Data listing

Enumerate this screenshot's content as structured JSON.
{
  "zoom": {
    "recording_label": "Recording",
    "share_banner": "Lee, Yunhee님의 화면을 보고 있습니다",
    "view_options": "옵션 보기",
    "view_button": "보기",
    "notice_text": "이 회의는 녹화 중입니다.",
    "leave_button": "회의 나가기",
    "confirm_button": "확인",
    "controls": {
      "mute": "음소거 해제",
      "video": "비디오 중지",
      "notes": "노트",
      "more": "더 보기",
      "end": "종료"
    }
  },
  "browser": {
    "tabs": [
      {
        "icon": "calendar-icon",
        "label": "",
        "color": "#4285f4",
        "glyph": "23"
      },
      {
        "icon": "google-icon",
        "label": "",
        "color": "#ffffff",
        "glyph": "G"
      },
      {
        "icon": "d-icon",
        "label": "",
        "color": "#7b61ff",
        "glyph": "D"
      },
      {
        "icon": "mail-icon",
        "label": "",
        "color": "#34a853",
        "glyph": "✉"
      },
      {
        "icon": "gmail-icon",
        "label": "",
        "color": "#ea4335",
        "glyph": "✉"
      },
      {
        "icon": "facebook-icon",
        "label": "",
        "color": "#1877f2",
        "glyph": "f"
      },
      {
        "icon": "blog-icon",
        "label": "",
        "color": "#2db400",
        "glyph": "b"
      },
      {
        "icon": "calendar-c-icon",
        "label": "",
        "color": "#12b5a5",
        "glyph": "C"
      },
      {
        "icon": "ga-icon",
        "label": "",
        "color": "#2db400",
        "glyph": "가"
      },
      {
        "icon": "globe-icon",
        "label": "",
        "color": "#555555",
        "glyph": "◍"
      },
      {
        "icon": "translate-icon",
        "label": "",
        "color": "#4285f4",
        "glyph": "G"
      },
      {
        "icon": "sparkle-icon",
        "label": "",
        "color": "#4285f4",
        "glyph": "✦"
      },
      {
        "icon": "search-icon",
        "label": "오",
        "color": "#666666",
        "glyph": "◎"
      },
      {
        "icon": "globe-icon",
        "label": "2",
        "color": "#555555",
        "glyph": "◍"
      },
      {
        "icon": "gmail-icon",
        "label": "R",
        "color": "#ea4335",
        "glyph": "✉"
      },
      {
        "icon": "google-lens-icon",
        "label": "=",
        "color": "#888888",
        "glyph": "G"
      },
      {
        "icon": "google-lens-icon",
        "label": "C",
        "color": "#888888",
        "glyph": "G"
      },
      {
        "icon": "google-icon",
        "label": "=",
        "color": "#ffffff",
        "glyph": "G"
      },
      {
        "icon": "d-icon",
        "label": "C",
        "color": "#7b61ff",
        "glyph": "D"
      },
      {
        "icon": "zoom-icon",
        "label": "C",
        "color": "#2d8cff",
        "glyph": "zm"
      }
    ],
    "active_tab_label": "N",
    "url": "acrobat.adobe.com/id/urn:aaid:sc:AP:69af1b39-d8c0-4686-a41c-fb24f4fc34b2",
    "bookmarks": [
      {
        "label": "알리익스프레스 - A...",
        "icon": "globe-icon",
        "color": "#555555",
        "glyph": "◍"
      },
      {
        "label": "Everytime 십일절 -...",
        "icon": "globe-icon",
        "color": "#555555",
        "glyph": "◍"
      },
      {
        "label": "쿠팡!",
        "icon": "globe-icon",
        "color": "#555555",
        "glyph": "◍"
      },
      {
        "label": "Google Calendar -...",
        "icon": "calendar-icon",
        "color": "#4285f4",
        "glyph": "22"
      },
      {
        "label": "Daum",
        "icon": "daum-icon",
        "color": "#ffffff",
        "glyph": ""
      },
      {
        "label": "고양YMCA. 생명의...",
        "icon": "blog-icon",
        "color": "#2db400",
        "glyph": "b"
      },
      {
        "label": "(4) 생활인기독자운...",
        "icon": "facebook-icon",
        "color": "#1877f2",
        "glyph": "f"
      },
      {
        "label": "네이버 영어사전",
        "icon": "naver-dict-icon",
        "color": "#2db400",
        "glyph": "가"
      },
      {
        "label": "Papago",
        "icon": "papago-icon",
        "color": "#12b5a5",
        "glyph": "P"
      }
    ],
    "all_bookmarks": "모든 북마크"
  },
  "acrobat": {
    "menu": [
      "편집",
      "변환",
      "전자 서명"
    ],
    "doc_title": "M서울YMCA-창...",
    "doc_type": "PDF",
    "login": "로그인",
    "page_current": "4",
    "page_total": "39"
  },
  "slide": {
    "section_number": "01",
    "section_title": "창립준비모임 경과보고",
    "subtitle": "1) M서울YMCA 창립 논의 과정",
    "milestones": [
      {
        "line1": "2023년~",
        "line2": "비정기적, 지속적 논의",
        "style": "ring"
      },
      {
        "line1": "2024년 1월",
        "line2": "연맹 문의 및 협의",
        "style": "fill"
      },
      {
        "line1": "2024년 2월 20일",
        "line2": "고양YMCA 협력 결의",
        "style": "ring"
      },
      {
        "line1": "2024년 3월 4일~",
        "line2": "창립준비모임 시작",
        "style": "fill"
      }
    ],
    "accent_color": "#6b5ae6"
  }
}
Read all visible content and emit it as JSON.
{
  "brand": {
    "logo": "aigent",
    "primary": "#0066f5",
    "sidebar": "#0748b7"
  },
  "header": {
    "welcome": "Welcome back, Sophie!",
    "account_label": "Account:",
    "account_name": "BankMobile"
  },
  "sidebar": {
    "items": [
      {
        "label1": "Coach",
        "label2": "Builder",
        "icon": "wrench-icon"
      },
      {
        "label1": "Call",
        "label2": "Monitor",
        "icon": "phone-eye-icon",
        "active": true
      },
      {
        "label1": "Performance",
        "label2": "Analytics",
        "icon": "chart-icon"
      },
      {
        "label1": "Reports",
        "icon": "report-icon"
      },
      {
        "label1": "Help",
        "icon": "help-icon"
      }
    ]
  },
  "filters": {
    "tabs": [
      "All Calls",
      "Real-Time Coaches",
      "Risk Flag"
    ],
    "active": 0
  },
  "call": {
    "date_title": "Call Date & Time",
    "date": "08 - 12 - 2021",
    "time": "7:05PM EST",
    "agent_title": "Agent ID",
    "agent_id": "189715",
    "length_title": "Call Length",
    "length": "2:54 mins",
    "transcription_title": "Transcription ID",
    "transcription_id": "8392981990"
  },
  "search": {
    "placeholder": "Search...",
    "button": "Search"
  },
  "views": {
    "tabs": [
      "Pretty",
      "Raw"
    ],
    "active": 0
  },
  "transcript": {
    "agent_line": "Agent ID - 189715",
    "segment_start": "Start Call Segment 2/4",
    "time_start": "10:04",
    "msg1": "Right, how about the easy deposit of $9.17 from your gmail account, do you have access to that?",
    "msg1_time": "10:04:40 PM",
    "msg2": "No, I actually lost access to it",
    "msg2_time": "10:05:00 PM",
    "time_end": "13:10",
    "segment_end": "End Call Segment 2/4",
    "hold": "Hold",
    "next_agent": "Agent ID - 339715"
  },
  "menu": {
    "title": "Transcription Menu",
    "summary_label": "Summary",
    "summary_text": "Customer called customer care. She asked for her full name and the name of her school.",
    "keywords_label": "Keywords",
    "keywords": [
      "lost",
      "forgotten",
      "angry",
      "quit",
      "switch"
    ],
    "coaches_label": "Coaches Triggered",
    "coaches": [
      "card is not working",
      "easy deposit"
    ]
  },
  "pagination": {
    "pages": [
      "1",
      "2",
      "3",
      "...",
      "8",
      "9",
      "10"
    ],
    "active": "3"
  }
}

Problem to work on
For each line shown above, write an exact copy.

Solution below
Enumerate this screenshot's content as structured JSON.
{
  "zoom": {
    "recording_label": "Recording",
    "share_banner": "Lee, Yunhee님의 화면을 보고 있습니다",
    "view_options": "옵션 보기",
    "view_button": "보기",
    "notice_text": "이 회의는 녹화 중입니다.",
    "leave_button": "회의 나가기",
    "confirm_button": "확인",
    "controls": {
      "mute": "음소거 해제",
      "video": "비디오 중지",
      "notes": "노트",
      "more": "더 보기",
      "end": "종료"
    }
  },
  "browser": {
    "tabs": [
      {
        "icon": "calendar-icon",
        "label": "",
        "color": "#4285f4",
        "glyph": "23"
      },
      {
        "icon": "google-icon",
        "label": "",
        "color": "#ffffff",
        "glyph": "G"
      },
      {
        "icon": "d-icon",
        "label": "",
        "color": "#7b61ff",
        "glyph": "D"
      },
      {
        "icon": "mail-icon",
        "label": "",
        "color": "#34a853",
        "glyph": "✉"
      },
      {
        "icon": "gmail-icon",
        "label": "",
        "color": "#ea4335",
        "glyph": "✉"
      },
      {
        "icon": "facebook-icon",
        "label": "",
        "color": "#1877f2",
        "glyph": "f"
      },
      {
        "icon": "blog-icon",
        "label": "",
        "color": "#2db400",
        "glyph": "b"
      },
      {
        "icon": "calendar-c-icon",
        "label": "",
        "color": "#12b5a5",
        "glyph": "C"
      },
      {
        "icon": "ga-icon",
        "label": "",
        "color": "#2db400",
        "glyph": "가"
      },
      {
        "icon": "globe-icon",
        "label": "",
        "color": "#555555",
        "glyph": "◍"
      },
      {
        "icon": "translate-icon",
        "label": "",
        "color": "#4285f4",
        "glyph": "G"
      },
      {
        "icon": "sparkle-icon",
        "label": "",
        "color": "#4285f4",
        "glyph": "✦"
      },
      {
        "icon": "search-icon",
        "label": "오",
        "color": "#666666",
        "glyph": "◎"
      },
      {
        "icon": "globe-icon",
        "label": "2",
        "color": "#555555",
        "glyph": "◍"
      },
      {
        "icon": "gmail-icon",
        "label": "R",
        "color": "#ea4335",
        "glyph": "✉"
      },
      {
        "icon": "google-lens-icon",
        "label": "=",
        "color": "#888888",
        "glyph": "G"
      },
      {
        "icon": "google-lens-icon",
        "label": "C",
        "color": "#888888",
        "glyph": "G"
      },
      {
        "icon": "google-icon",
        "label": "=",
        "color": "#ffffff",
        "glyph": "G"
      },
      {
        "icon": "d-icon",
        "label": "C",
        "color": "#7b61ff",
        "glyph": "D"
      },
      {
        "icon": "zoom-icon",
        "label": "C",
        "color": "#2d8cff",
        "glyph": "zm"
      }
    ],
    "active_tab_label": "N",
    "url": "acrobat.adobe.com/id/urn:aaid:sc:AP:69af1b39-d8c0-4686-a41c-fb24f4fc34b2",
    "bookmarks": [
      {
        "label": "알리익스프레스 - A...",
        "icon": "globe-icon",
        "color": "#555555",
        "glyph": "◍"
      },
      {
        "label": "Everytime 십일절 -...",
        "icon": "globe-icon",
        "color": "#555555",
        "glyph": "◍"
      },
      {
        "label": "쿠팡!",
        "icon": "globe-icon",
        "color": "#555555",
        "glyph": "◍"
      },
      {
        "label": "Google Calendar -...",
        "icon": "calendar-icon",
        "color": "#4285f4",
        "glyph": "22"
      },
      {
        "label": "Daum",
        "icon": "daum-icon",
        "color": "#ffffff",
        "glyph": ""
      },
      {
        "label": "고양YMCA. 생명의...",
        "icon": "blog-icon",
        "color": "#2db400",
        "glyph": "b"
      },
      {
        "label": "(4) 생활인기독자운...",
        "icon": "facebook-icon",
        "color": "#1877f2",
        "glyph": "f"
      },
      {
        "label": "네이버 영어사전",
        "icon": "naver-dict-icon",
        "color": "#2db400",
        "glyph": "가"
      },
      {
        "label": "Papago",
        "icon": "papago-icon",
        "color": "#12b5a5",
        "glyph": "P"
      }
    ],
    "all_bookmarks": "모든 북마크"
  },
  "acrobat": {
    "menu": [
      "편집",
      "변환",
      "전자 서명"
    ],
    "doc_title": "M서울YMCA-창...",
    "doc_type": "PDF",
    "login": "로그인",
    "page_current": "4",
    "page_total": "39"
  },
  "slide": {
    "section_number": "01",
    "section_title": "창립준비모임 경과보고",
    "subtitle": "1) M서울YMCA 창립 논의 과정",
    "milestones": [
      {
        "line1": "2023년~",
        "line2": "비정기적, 지속적 논의",
        "style": "ring"
      },
      {
        "line1": "2024년 1월",
        "line2": "연맹 문의 및 협의",
        "style": "fill"
      },
      {
        "line1": "2024년 2월 20일",
        "line2": "고양YMCA 협력 결의",
        "style": "ring"
      },
      {
        "line1": "2024년 3월 4일~",
        "line2": "창립준비모임 시작",
        "style": "fill"
      }
    ],
    "accent_color": "#6b5ae6"
  }
}
Read all visible content and emit it as JSON.
{
  "brand": {
    "logo": "aigent",
    "primary": "#0066f5",
    "sidebar": "#0748b7"
  },
  "header": {
    "welcome": "Welcome back, Sophie!",
    "account_label": "Account:",
    "account_name": "BankMobile"
  },
  "sidebar": {
    "items": [
      {
        "label1": "Coach",
        "label2": "Builder",
        "icon": "wrench-icon"
      },
      {
        "label1": "Call",
        "label2": "Monitor",
        "icon": "phone-eye-icon",
        "active": true
      },
      {
        "label1": "Performance",
        "label2": "Analytics",
        "icon": "chart-icon"
      },
      {
        "label1": "Reports",
        "icon": "report-icon"
      },
      {
        "label1": "Help",
        "icon": "help-icon"
      }
    ]
  },
  "filters": {
    "tabs": [
      "All Calls",
      "Real-Time Coaches",
      "Risk Flag"
    ],
    "active": 0
  },
  "call": {
    "date_title": "Call Date & Time",
    "date": "08 - 12 - 2021",
    "time": "7:05PM EST",
    "agent_title": "Agent ID",
    "agent_id": "189715",
    "length_title": "Call Length",
    "length": "2:54 mins",
    "transcription_title": "Transcription ID",
    "transcription_id": "8392981990"
  },
  "search": {
    "placeholder": "Search...",
    "button": "Search"
  },
  "views": {
    "tabs": [
      "Pretty",
      "Raw"
    ],
    "active": 0
  },
  "transcript": {
    "agent_line": "Agent ID - 189715",
    "segment_start": "Start Call Segment 2/4",
    "time_start": "10:04",
    "msg1": "Right, how about the easy deposit of $9.17 from your gmail account, do you have access to that?",
    "msg1_time": "10:04:40 PM",
    "msg2": "No, I actually lost access to it",
    "msg2_time": "10:05:00 PM",
    "time_end": "13:10",
    "segment_end": "End Call Segment 2/4",
    "hold": "Hold",
    "next_agent": "Agent ID - 339715"
  },
  "menu": {
    "title": "Transcription Menu",
    "summary_label": "Summary",
    "summary_text": "Customer called customer care. She asked for her full name and the name of her school.",
    "keywords_label": "Keywords",
    "keywords": [
      "lost",
      "forgotten",
      "angry",
      "quit",
      "switch"
    ],
    "coaches_label": "Coaches Triggered",
    "coaches": [
      "card is not working",
      "easy deposit"
    ]
  },
  "pagination": {
    "pages": [
      "1",
      "2",
      "3",
      "...",
      "8",
      "9",
      "10"
    ],
    "active": "3"
  }
}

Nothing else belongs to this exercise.